  Serial.print(0x10, BYTE); // low part of length (the number of bytes that follow, not including checksum)
  Serial.print(0x17, BYTE); // 0x17 is a remote AT command
  Serial.print(0x0, BYTE); // frame id set to zero for no reply
  // ID of recipient, or use 0xFFFF for broadcast
  Serial.print(00, BYTE);
  Serial.print(00, BYTE);
  Serial.print(00, BYTE);
  Serial.print(00, BYTE);
  Serial.print(00, BYTE);
  Serial.print(00, BYTE);
  Serial.print(0xFF, BYTE); // 0xFF for broadcast
  Serial.print(0xFF, BYTE); // 0xFF for broadcast
  // 16 bit of recipient or 0xFFFE if unknown
  Serial.print(0xFF, BYTE);
  Serial.print(0xFE, BYTE);
  Serial.print(0x02, BYTE); // 0x02 to apply changes immediately on remote
  // command name in ASCII characters
  Serial.print('D', BYTE);
  Serial.print('1', BYTE);
  // command data in as many bytes as needed
  Serial.print(value, BYTE);
  // checksum is all bytes after length bytes
  long sum = 0x17 + 0xFF + 0xFF + 0xFF + 0xFE + 0x02 + 'D' + '1' + value;
  Serial.print( 0xFF - ( sum & 0xFF) , BYTE ); // calculate the proper checksum
  delay(10); // safety pause to avoid overwhelming the serial port (if this function is not implemented properly)
}
Advertisements
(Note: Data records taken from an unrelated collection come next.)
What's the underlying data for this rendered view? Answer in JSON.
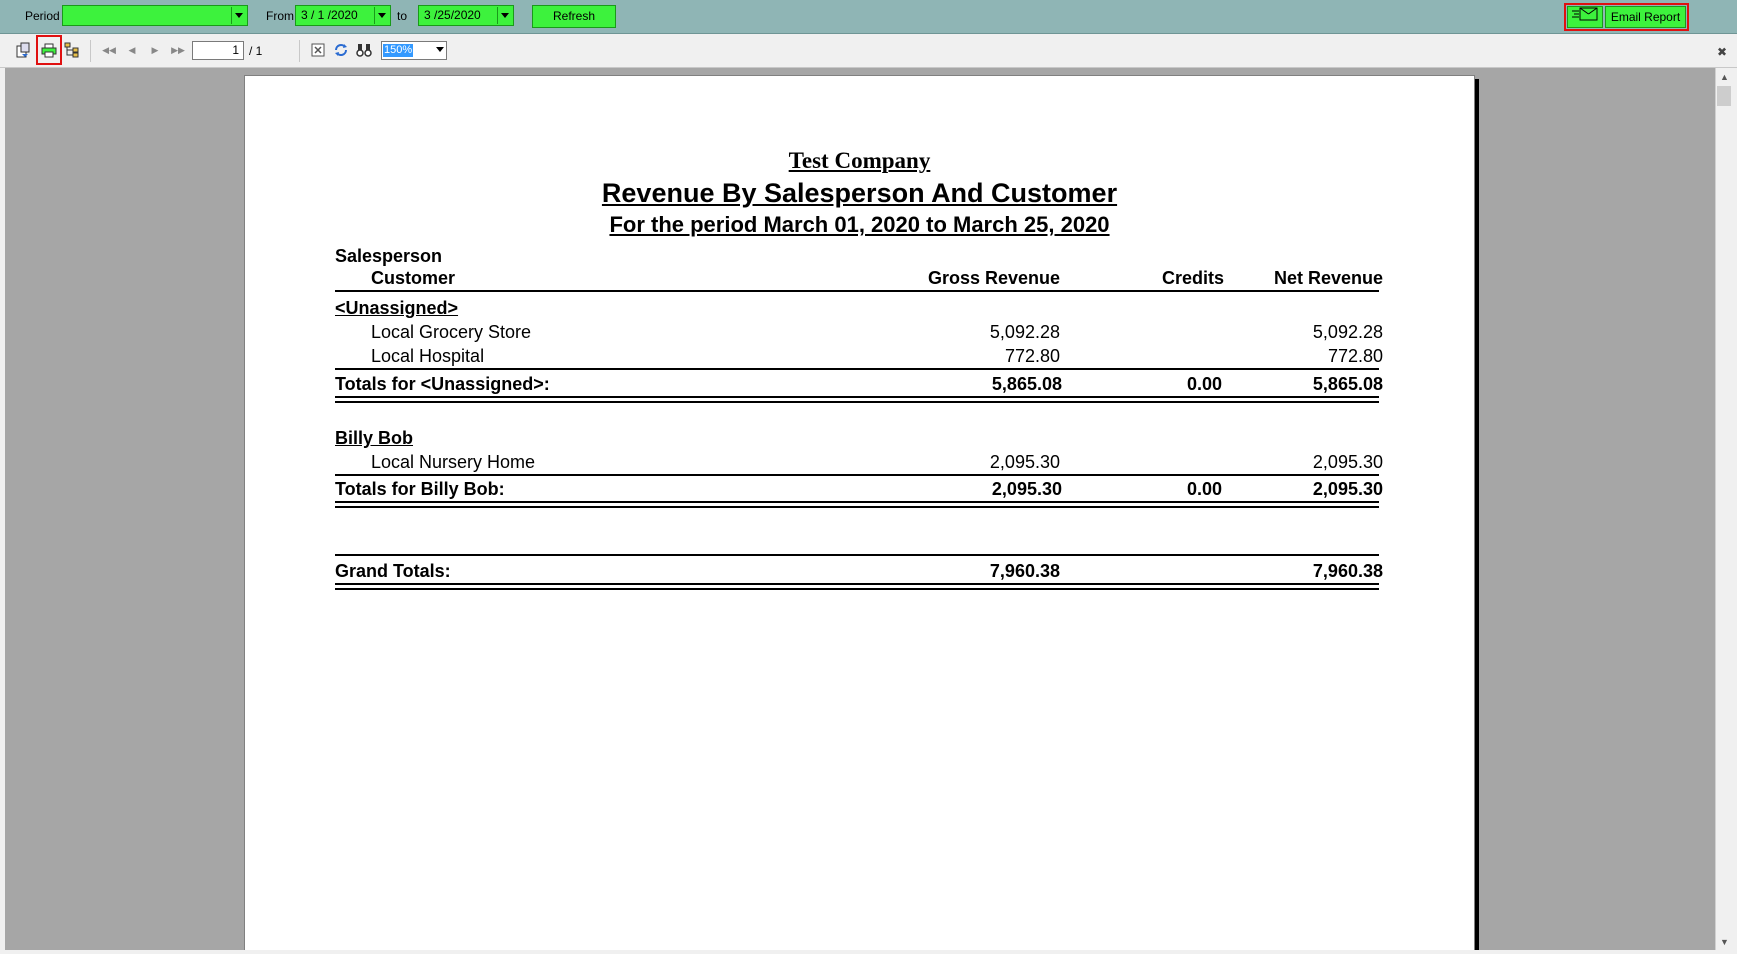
{
  "filter_bar": {
    "period_label": "Period",
    "period_value": "",
    "from_label": "From",
    "from_value": "3 / 1 /2020",
    "to_label": "to",
    "to_value": "3 /25/2020",
    "refresh_label": "Refresh",
    "email_label": "Email Report"
  },
  "viewer_toolbar": {
    "page_current": "1",
    "page_total": "/ 1",
    "zoom_value": "150%"
  },
  "report": {
    "company": "Test Company",
    "title": "Revenue By Salesperson And Customer",
    "subtitle": "For the period March 01, 2020 to March 25, 2020",
    "columns": {
      "salesperson": "Salesperson",
      "customer": "Customer",
      "gross": "Gross Revenue",
      "credits": "Credits",
      "net": "Net Revenue"
    },
    "groups": [
      {
        "name": "<Unassigned>",
        "rows": [
          {
            "customer": "Local Grocery Store",
            "gross": "5,092.28",
            "net": "5,092.28"
          },
          {
            "customer": "Local Hospital",
            "gross": "772.80",
            "net": "772.80"
          }
        ],
        "total_label": "Totals for <Unassigned>:",
        "total_gross": "5,865.08",
        "total_credits": "0.00",
        "total_net": "5,865.08"
      },
      {
        "name": "Billy Bob",
        "rows": [
          {
            "customer": "Local Nursery Home",
            "gross": "2,095.30",
            "net": "2,095.30"
          }
        ],
        "total_label": "Totals for Billy Bob:",
        "total_gross": "2,095.30",
        "total_credits": "0.00",
        "total_net": "2,095.30"
      }
    ],
    "grand_total_label": "Grand Totals:",
    "grand_total_gross": "7,960.38",
    "grand_total_net": "7,960.38"
  }
}
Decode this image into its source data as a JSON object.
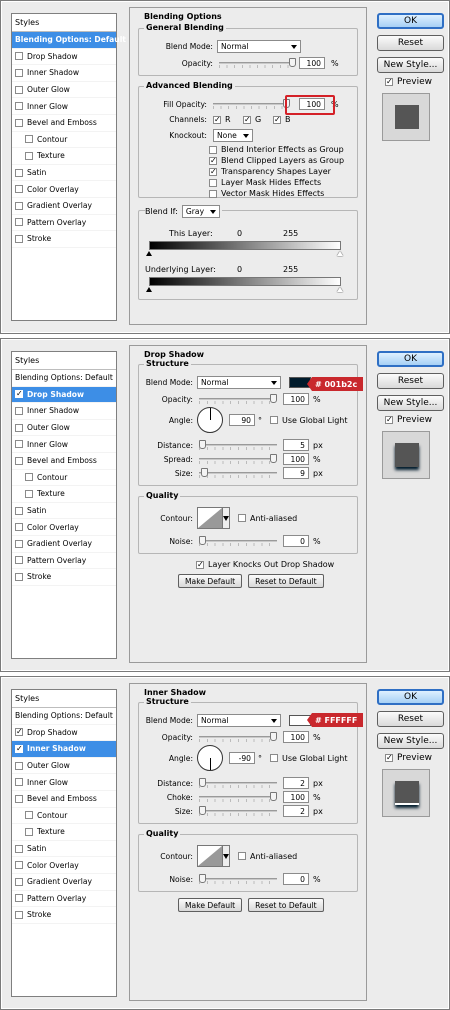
{
  "labels": {
    "styles": "Styles",
    "ok": "OK",
    "reset": "Reset",
    "new_style": "New Style...",
    "preview": "Preview",
    "make_default": "Make Default",
    "reset_default": "Reset to Default"
  },
  "style_list": [
    {
      "label": "Blending Options: Default",
      "sub": false,
      "checkbox": false
    },
    {
      "label": "Drop Shadow",
      "sub": false,
      "checkbox": true
    },
    {
      "label": "Inner Shadow",
      "sub": false,
      "checkbox": true
    },
    {
      "label": "Outer Glow",
      "sub": false,
      "checkbox": true
    },
    {
      "label": "Inner Glow",
      "sub": false,
      "checkbox": true
    },
    {
      "label": "Bevel and Emboss",
      "sub": false,
      "checkbox": true
    },
    {
      "label": "Contour",
      "sub": true,
      "checkbox": true
    },
    {
      "label": "Texture",
      "sub": true,
      "checkbox": true
    },
    {
      "label": "Satin",
      "sub": false,
      "checkbox": true
    },
    {
      "label": "Color Overlay",
      "sub": false,
      "checkbox": true
    },
    {
      "label": "Gradient Overlay",
      "sub": false,
      "checkbox": true
    },
    {
      "label": "Pattern Overlay",
      "sub": false,
      "checkbox": true
    },
    {
      "label": "Stroke",
      "sub": false,
      "checkbox": true
    }
  ],
  "dialog1": {
    "selected": 0,
    "checked": [],
    "title": "Blending Options",
    "general_title": "General Blending",
    "blend_mode_label": "Blend Mode:",
    "blend_mode": "Normal",
    "opacity_label": "Opacity:",
    "opacity": "100",
    "opacity_unit": "%",
    "advanced_title": "Advanced Blending",
    "fill_opacity_label": "Fill Opacity:",
    "fill_opacity": "100",
    "fill_unit": "%",
    "channels_label": "Channels:",
    "channel_r": "R",
    "channel_g": "G",
    "channel_b": "B",
    "knockout_label": "Knockout:",
    "knockout": "None",
    "opts": [
      {
        "label": "Blend Interior Effects as Group",
        "checked": false
      },
      {
        "label": "Blend Clipped Layers as Group",
        "checked": true
      },
      {
        "label": "Transparency Shapes Layer",
        "checked": true
      },
      {
        "label": "Layer Mask Hides Effects",
        "checked": false
      },
      {
        "label": "Vector Mask Hides Effects",
        "checked": false
      }
    ],
    "blend_if_label": "Blend If:",
    "blend_if": "Gray",
    "this_layer_label": "This Layer:",
    "this_layer_lo": "0",
    "this_layer_hi": "255",
    "underlying_label": "Underlying Layer:",
    "underlying_lo": "0",
    "underlying_hi": "255",
    "preview_color": "#5a5a5a"
  },
  "dialog2": {
    "selected": 1,
    "checked": [
      1
    ],
    "title": "Drop Shadow",
    "structure_title": "Structure",
    "blend_mode_label": "Blend Mode:",
    "blend_mode": "Normal",
    "color": "#001b2c",
    "color_callout": "# 001b2c",
    "opacity_label": "Opacity:",
    "opacity": "100",
    "pct": "%",
    "angle_label": "Angle:",
    "angle": "90",
    "deg": "°",
    "global_light": "Use Global Light",
    "distance_label": "Distance:",
    "distance": "5",
    "px": "px",
    "spread_label": "Spread:",
    "spread": "100",
    "size_label": "Size:",
    "size": "9",
    "quality_title": "Quality",
    "contour_label": "Contour:",
    "anti_aliased": "Anti-aliased",
    "noise_label": "Noise:",
    "noise": "0",
    "knockout_label": "Layer Knocks Out Drop Shadow"
  },
  "dialog3": {
    "selected": 2,
    "checked": [
      1,
      2
    ],
    "title": "Inner Shadow",
    "structure_title": "Structure",
    "blend_mode_label": "Blend Mode:",
    "blend_mode": "Normal",
    "color": "#ffffff",
    "color_callout": "# FFFFFF",
    "opacity_label": "Opacity:",
    "opacity": "100",
    "pct": "%",
    "angle_label": "Angle:",
    "angle": "-90",
    "deg": "°",
    "global_light": "Use Global Light",
    "distance_label": "Distance:",
    "distance": "2",
    "px": "px",
    "choke_label": "Choke:",
    "choke": "100",
    "size_label": "Size:",
    "size": "2",
    "quality_title": "Quality",
    "contour_label": "Contour:",
    "anti_aliased": "Anti-aliased",
    "noise_label": "Noise:",
    "noise": "0"
  }
}
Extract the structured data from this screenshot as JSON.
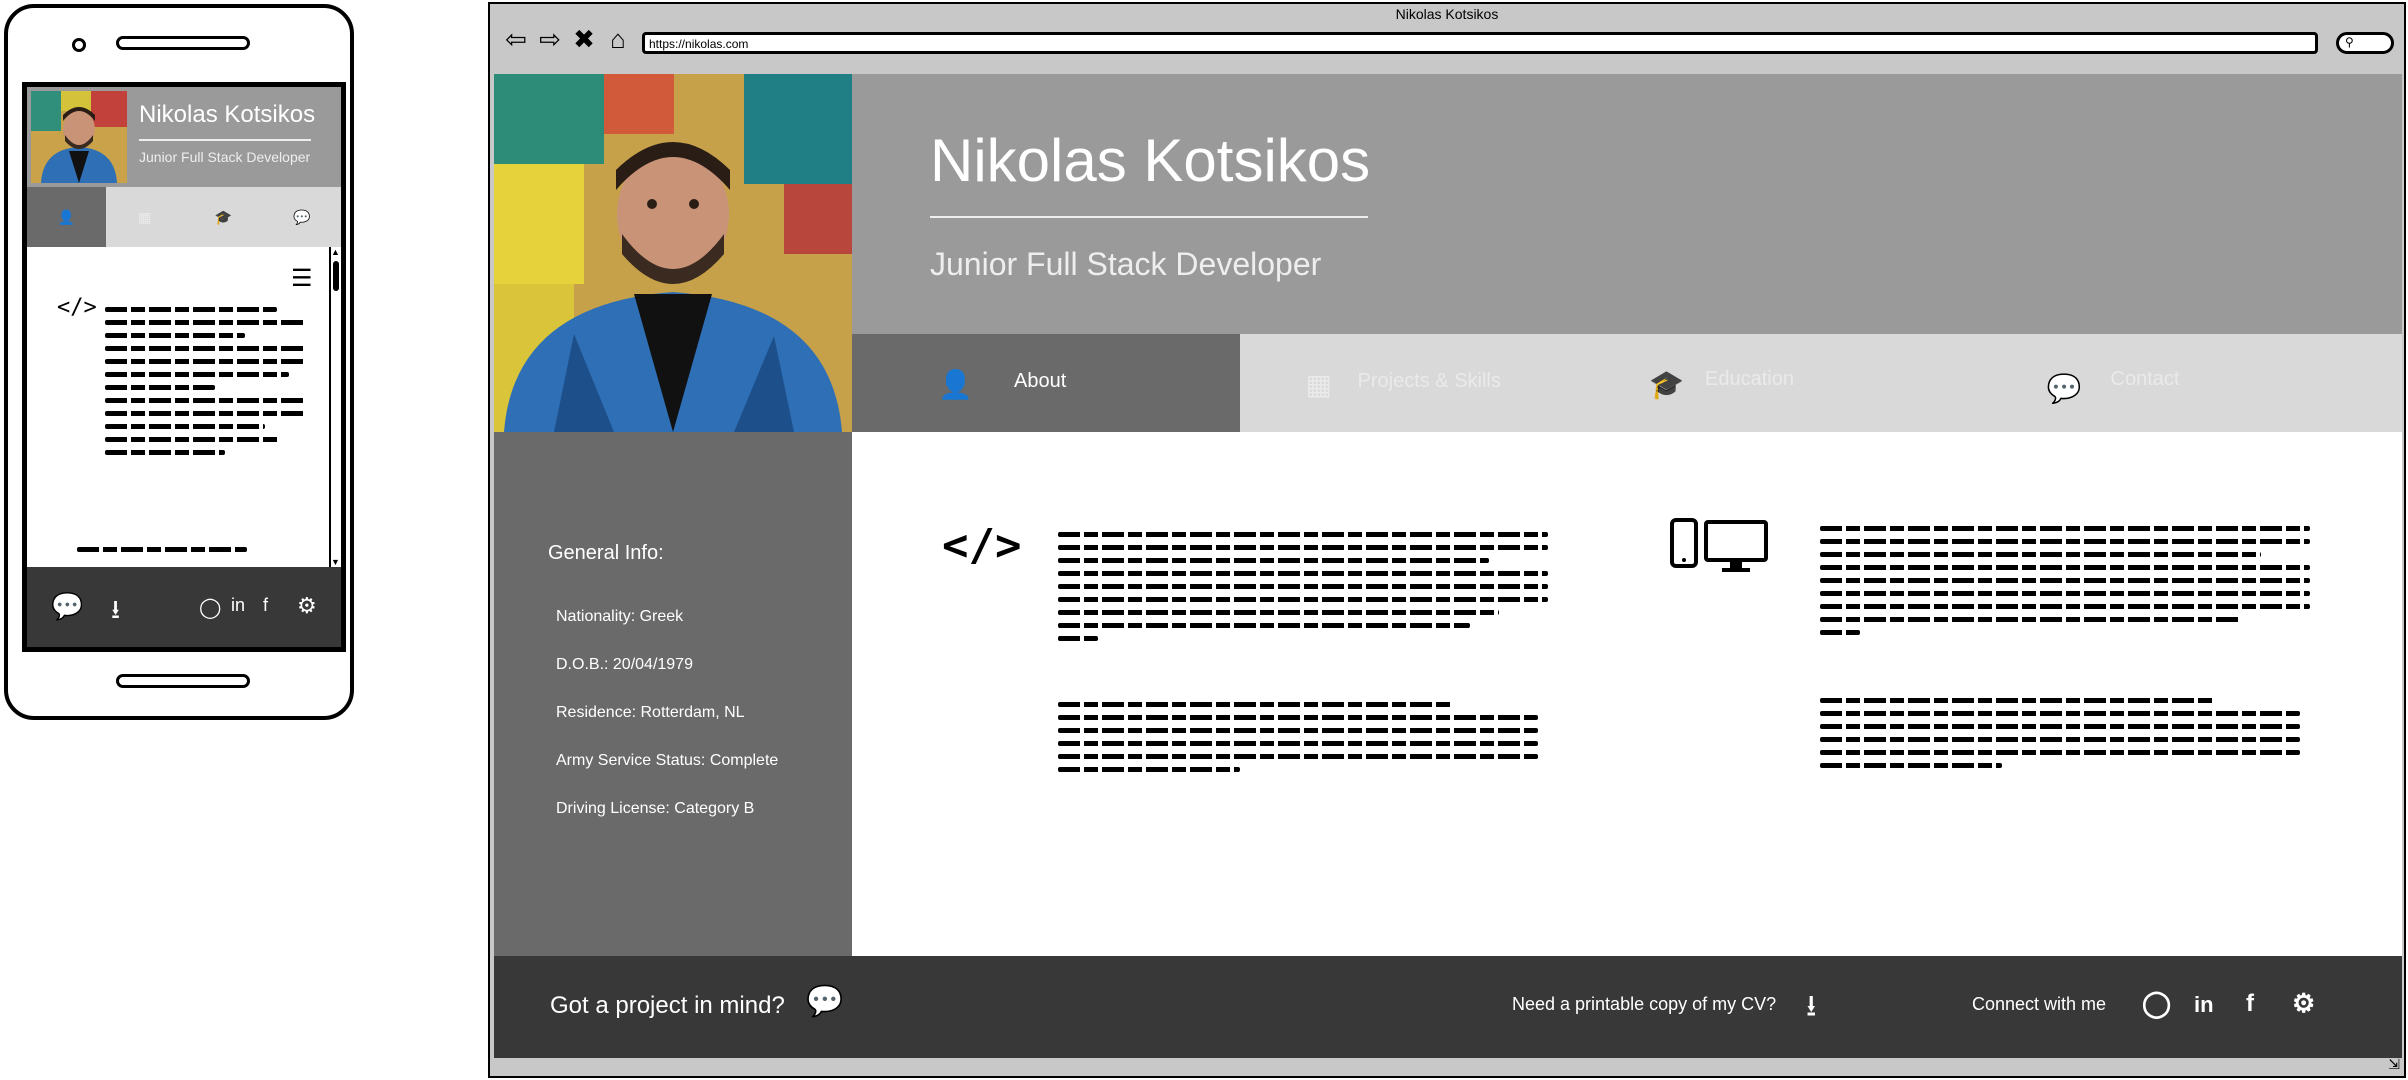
{
  "window": {
    "title": "Nikolas Kotsikos"
  },
  "browser": {
    "url": "https://nikolas.com",
    "nav_icons": [
      "back-arrow-icon",
      "forward-arrow-icon",
      "stop-icon",
      "home-icon"
    ],
    "search_icon": "search-icon"
  },
  "profile": {
    "name": "Nikolas Kotsikos",
    "title": "Junior Full Stack Developer"
  },
  "tabs": [
    {
      "label": "About",
      "icon": "user-icon",
      "active": true
    },
    {
      "label": "Projects & Skills",
      "icon": "server-icon",
      "active": false
    },
    {
      "label": "Education",
      "icon": "graduation-cap-icon",
      "active": false
    },
    {
      "label": "Contact",
      "icon": "chat-bubble-icon",
      "active": false
    }
  ],
  "general_info": {
    "heading": "General Info:",
    "items": [
      "Nationality: Greek",
      "D.O.B.: 20/04/1979",
      "Residence: Rotterdam, NL",
      "Army Service Status: Complete",
      "Driving License: Category B"
    ]
  },
  "about": {
    "code_icon": "code-icon",
    "devices_icon": "devices-icon"
  },
  "footer": {
    "cta": "Got a project in mind?",
    "cv": "Need a printable copy of my CV?",
    "connect": "Connect with me",
    "social_icons": [
      "github-icon",
      "linkedin-icon",
      "facebook-icon",
      "settings-icon"
    ]
  },
  "colors": {
    "header_gray": "#9a9a9a",
    "active_tab": "#6a6a6a",
    "inactive_tab": "#d9d9d9",
    "sidebar": "#6a6a6a",
    "footer": "#383838"
  }
}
From → Sociable Objects

One Comment
  1. jacque permalink

    as someone married to a person who constantly says ‘let me adjust the lighting’…

    might be a good idea to keep the desired result to yourself

    fun project

Leave a Reply

Fill in your details below or click an icon to log in:

WordPress.com Logo

You are commenting using your WordPress.com account. Log Out / Change )

Twitter picture

You are commenting using your Twitter account. Log Out / Change )

Facebook photo

You are commenting using your Facebook account. Log Out / Change )

Google+ photo

You are commenting using your Google+ account. Log Out / Change )

Connecting to %s

%d bloggers like this: